Show commenting policy
TribLive commenting policy
You are solely responsible for your comments and by using TribLive.com you agree to our Terms of Service.
We moderate comments. Our goal is to provide substantive commentary for a general readership. By screening submissions, we provide a space where readers can share intelligent and informed commentary that enhances the quality of our news and information.
While most comments will be posted if they are on-topic and not abusive, moderating decisions are subjective. We will make them as carefully and consistently as we can. Because of the volume of reader comments, we cannot review individual moderation decisions with readers.
We value thoughtful comments representing a range of views that make their point quickly and politely. We make an effort to protect discussions from repeated comments either by the same reader or different readers.
We follow the same standards for taste as the daily newspaper. A few things we won't tolerate: personal attacks, obscenity, vulgarity, profanity (including expletives and letters followed by dashes), commercial promotion, impersonations, incoherence, proselytizing and SHOUTING. Don't include URLs to Web sites.
We do not edit comments. They are either approved or deleted. We reserve the right to edit a comment that is quoted or excerpted in an article. In this case, we may fix spelling and punctuation.
We welcome strong opinions and criticism of our work, but we don't want comments to become bogged down with discussions of our policies and we will moderate accordingly.

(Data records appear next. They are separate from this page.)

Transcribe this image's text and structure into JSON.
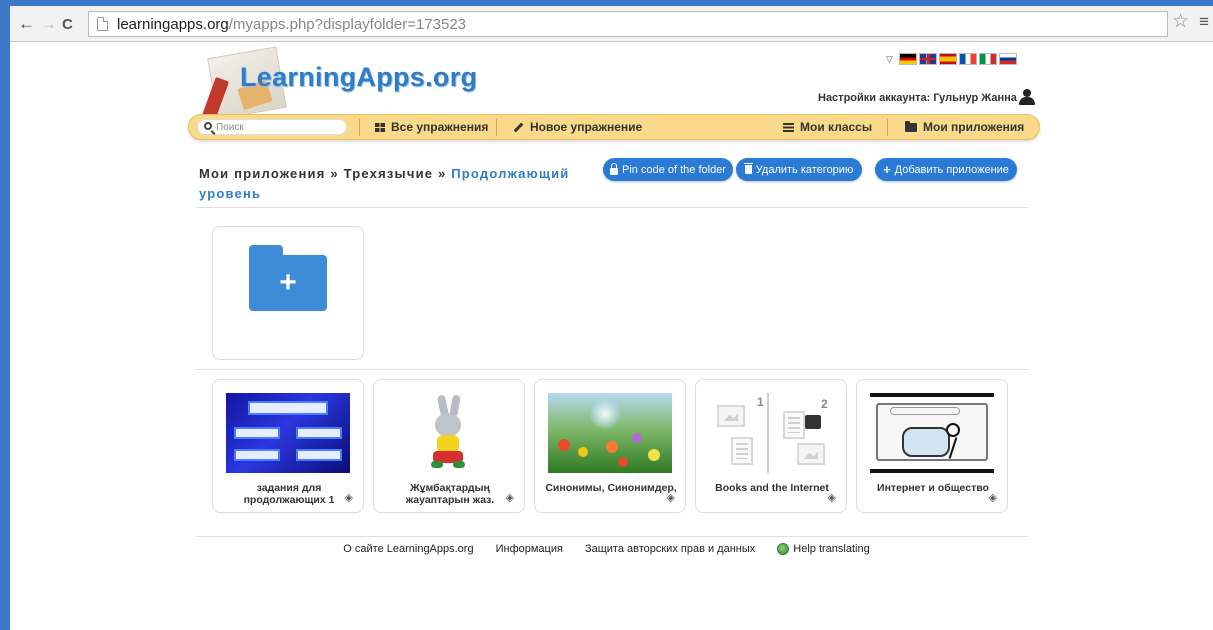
{
  "browser": {
    "url_domain": "learningapps.org",
    "url_path": "/myapps.php?displayfolder=173523",
    "back_icon": "←",
    "forward_icon": "→",
    "reload_icon": "C",
    "star_icon": "☆",
    "menu_icon": "≡"
  },
  "header": {
    "logo_text": "LearningApps.org",
    "languages": [
      "de",
      "en",
      "es",
      "fr",
      "it",
      "ru"
    ],
    "account_label": "Настройки аккаунта: Гульнур Жанна"
  },
  "search": {
    "placeholder": "Поиск"
  },
  "nav": {
    "all_exercises": "Все упражнения",
    "new_exercise": "Новое упражнение",
    "my_classes": "Мои классы",
    "my_apps": "Мои приложения"
  },
  "breadcrumb": {
    "root": "Мои приложения",
    "separator": " » ",
    "parent": "Трехязычие",
    "current": "Продолжающий уровень"
  },
  "actions": {
    "pin_code": "Pin code of the folder",
    "delete_category": "Удалить категорию",
    "add_app": "Добавить приложение"
  },
  "new_folder": {
    "icon": "folder-plus-icon"
  },
  "apps": [
    {
      "title": "задания для продолжающих 1",
      "thumb": "blue-board"
    },
    {
      "title": "Жұмбақтардың жауаптарын жаз.",
      "thumb": "bunny"
    },
    {
      "title": "Синонимы, Синонимдер,",
      "thumb": "flowers"
    },
    {
      "title": "Books and the Internet",
      "thumb": "media-icons"
    },
    {
      "title": "Интернет и общество",
      "thumb": "internet-sketch"
    }
  ],
  "footer": {
    "about": "О сайте LearningApps.org",
    "info": "Информация",
    "privacy": "Защита авторских прав и данных",
    "help": "Help translating"
  },
  "colors": {
    "accent": "#2a7ad6",
    "navbar": "#fbd98a",
    "logo": "#2f7cc7"
  }
}
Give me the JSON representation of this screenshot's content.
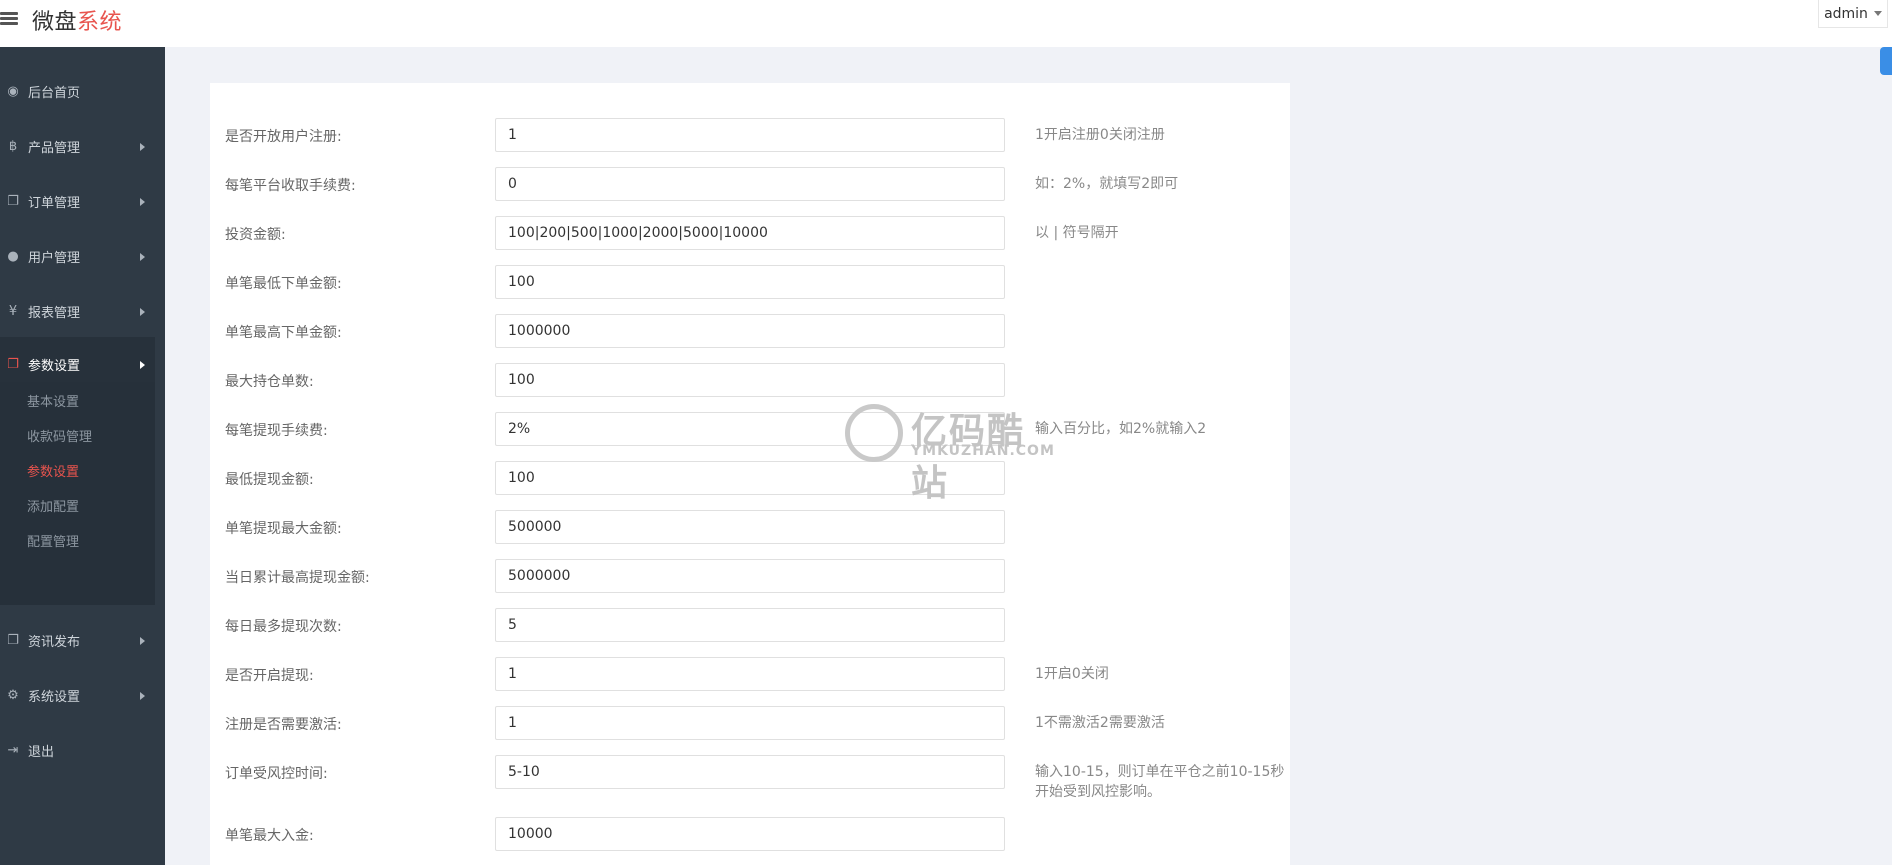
{
  "header": {
    "brand_main": "微盘",
    "brand_accent": "系统",
    "user": "admin"
  },
  "sidebar": {
    "items": [
      {
        "label": "后台首页",
        "icon": "dashboard-icon",
        "glyph": "◉"
      },
      {
        "label": "产品管理",
        "icon": "bitcoin-icon",
        "glyph": "฿"
      },
      {
        "label": "订单管理",
        "icon": "copy-icon",
        "glyph": "❐"
      },
      {
        "label": "用户管理",
        "icon": "user-icon",
        "glyph": "●"
      },
      {
        "label": "报表管理",
        "icon": "yen-icon",
        "glyph": "¥"
      },
      {
        "label": "参数设置",
        "icon": "copy-icon",
        "glyph": "❐"
      },
      {
        "label": "资讯发布",
        "icon": "copy-icon",
        "glyph": "❐"
      },
      {
        "label": "系统设置",
        "icon": "gears-icon",
        "glyph": "⚙"
      },
      {
        "label": "退出",
        "icon": "sign-out-icon",
        "glyph": "⇥"
      }
    ],
    "subitems": [
      "基本设置",
      "收款码管理",
      "参数设置",
      "添加配置",
      "配置管理"
    ]
  },
  "form": {
    "rows": [
      {
        "label": "是否开放用户注册:",
        "value": "1",
        "help": "1开启注册0关闭注册"
      },
      {
        "label": "每笔平台收取手续费:",
        "value": "0",
        "help": "如：2%，就填写2即可"
      },
      {
        "label": "投资金额:",
        "value": "100|200|500|1000|2000|5000|10000",
        "help": "以 | 符号隔开"
      },
      {
        "label": "单笔最低下单金额:",
        "value": "100",
        "help": ""
      },
      {
        "label": "单笔最高下单金额:",
        "value": "1000000",
        "help": ""
      },
      {
        "label": "最大持仓单数:",
        "value": "100",
        "help": ""
      },
      {
        "label": "每笔提现手续费:",
        "value": "2%",
        "help": "输入百分比，如2%就输入2"
      },
      {
        "label": "最低提现金额:",
        "value": "100",
        "help": ""
      },
      {
        "label": "单笔提现最大金额:",
        "value": "500000",
        "help": ""
      },
      {
        "label": "当日累计最高提现金额:",
        "value": "5000000",
        "help": ""
      },
      {
        "label": "每日最多提现次数:",
        "value": "5",
        "help": ""
      },
      {
        "label": "是否开启提现:",
        "value": "1",
        "help": "1开启0关闭"
      },
      {
        "label": "注册是否需要激活:",
        "value": "1",
        "help": "1不需激活2需要激活"
      },
      {
        "label": "订单受风控时间:",
        "value": "5-10",
        "help": "输入10-15，则订单在平仓之前10-15秒开始受到风控影响。"
      },
      {
        "label": "单笔最大入金:",
        "value": "10000",
        "help": ""
      }
    ]
  },
  "watermark": {
    "main": "亿码酷站",
    "sub": "YMKUZHAN.COM"
  }
}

We appreciate it when readers and people quoted in articles or blog posts point out errors of fact or emphasis and will investigate all assertions. But these suggestions should be sent via e-mail. To avoid distracting other readers, we won't publish comments that suggest a correction. Instead, corrections will be made in a blog post or in an article.